§ WHAT IS NEEDED:
What you return should match the material below line for line, except that no image appears in it.

[Start of section]

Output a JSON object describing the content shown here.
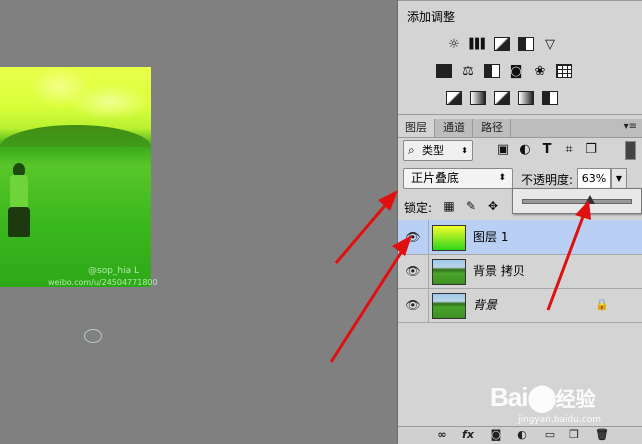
{
  "canvas": {
    "watermark_handle": "@sop_hia L",
    "watermark_url": "weibo.com/u/24504771800"
  },
  "adjustments": {
    "title": "添加调整",
    "row1_icons": [
      "brightness-icon",
      "levels-icon",
      "curves-icon",
      "exposure-icon",
      "vibrance-icon"
    ],
    "row2_icons": [
      "hue-saturation-icon",
      "color-balance-icon",
      "black-white-icon",
      "photo-filter-icon",
      "channel-mixer-icon",
      "color-lookup-icon"
    ],
    "row3_icons": [
      "invert-icon",
      "posterize-icon",
      "threshold-icon",
      "gradient-map-icon",
      "selective-color-icon"
    ]
  },
  "layers_panel": {
    "tabs": [
      {
        "label": "图层",
        "active": true
      },
      {
        "label": "通道",
        "active": false
      },
      {
        "label": "路径",
        "active": false
      }
    ],
    "filter_type": "类型",
    "blend_mode": "正片叠底",
    "opacity_label": "不透明度:",
    "opacity_value": "63%",
    "opacity_fraction": 0.63,
    "lock_label": "锁定:",
    "layers": [
      {
        "name": "图层 1",
        "thumb": "gradient",
        "selected": true,
        "visible": true,
        "italic": false,
        "locked": false
      },
      {
        "name": "背景 拷贝",
        "thumb": "photo",
        "selected": false,
        "visible": true,
        "italic": false,
        "locked": false
      },
      {
        "name": "背景",
        "thumb": "photo",
        "selected": false,
        "visible": true,
        "italic": true,
        "locked": true
      }
    ],
    "bottom_icons": [
      "link-icon",
      "fx-icon",
      "mask-icon",
      "adjustment-icon",
      "group-icon",
      "new-layer-icon",
      "trash-icon"
    ],
    "bottom_labels": {
      "fx": "fx"
    }
  },
  "watermark": {
    "brand_left": "Bai",
    "brand_right": "经验",
    "url": "jingyan.baidu.com"
  },
  "colors": {
    "selected_layer": "#b9cff3",
    "annotation_arrows": "#e01010"
  }
}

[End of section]

§ ANSWER TO THIS PROBLEM:
Output a JSON object describing the content shown here.
{
  "canvas": {
    "watermark_handle": "@sop_hia L",
    "watermark_url": "weibo.com/u/24504771800"
  },
  "adjustments": {
    "title": "添加调整",
    "row1_icons": [
      "brightness-icon",
      "levels-icon",
      "curves-icon",
      "exposure-icon",
      "vibrance-icon"
    ],
    "row2_icons": [
      "hue-saturation-icon",
      "color-balance-icon",
      "black-white-icon",
      "photo-filter-icon",
      "channel-mixer-icon",
      "color-lookup-icon"
    ],
    "row3_icons": [
      "invert-icon",
      "posterize-icon",
      "threshold-icon",
      "gradient-map-icon",
      "selective-color-icon"
    ]
  },
  "layers_panel": {
    "tabs": [
      {
        "label": "图层",
        "active": true
      },
      {
        "label": "通道",
        "active": false
      },
      {
        "label": "路径",
        "active": false
      }
    ],
    "filter_type": "类型",
    "blend_mode": "正片叠底",
    "opacity_label": "不透明度:",
    "opacity_value": "63%",
    "opacity_fraction": 0.63,
    "lock_label": "锁定:",
    "layers": [
      {
        "name": "图层 1",
        "thumb": "gradient",
        "selected": true,
        "visible": true,
        "italic": false,
        "locked": false
      },
      {
        "name": "背景 拷贝",
        "thumb": "photo",
        "selected": false,
        "visible": true,
        "italic": false,
        "locked": false
      },
      {
        "name": "背景",
        "thumb": "photo",
        "selected": false,
        "visible": true,
        "italic": true,
        "locked": true
      }
    ],
    "bottom_icons": [
      "link-icon",
      "fx-icon",
      "mask-icon",
      "adjustment-icon",
      "group-icon",
      "new-layer-icon",
      "trash-icon"
    ],
    "bottom_labels": {
      "fx": "fx"
    }
  },
  "watermark": {
    "brand_left": "Bai",
    "brand_right": "经验",
    "url": "jingyan.baidu.com"
  },
  "colors": {
    "selected_layer": "#b9cff3",
    "annotation_arrows": "#e01010"
  }
}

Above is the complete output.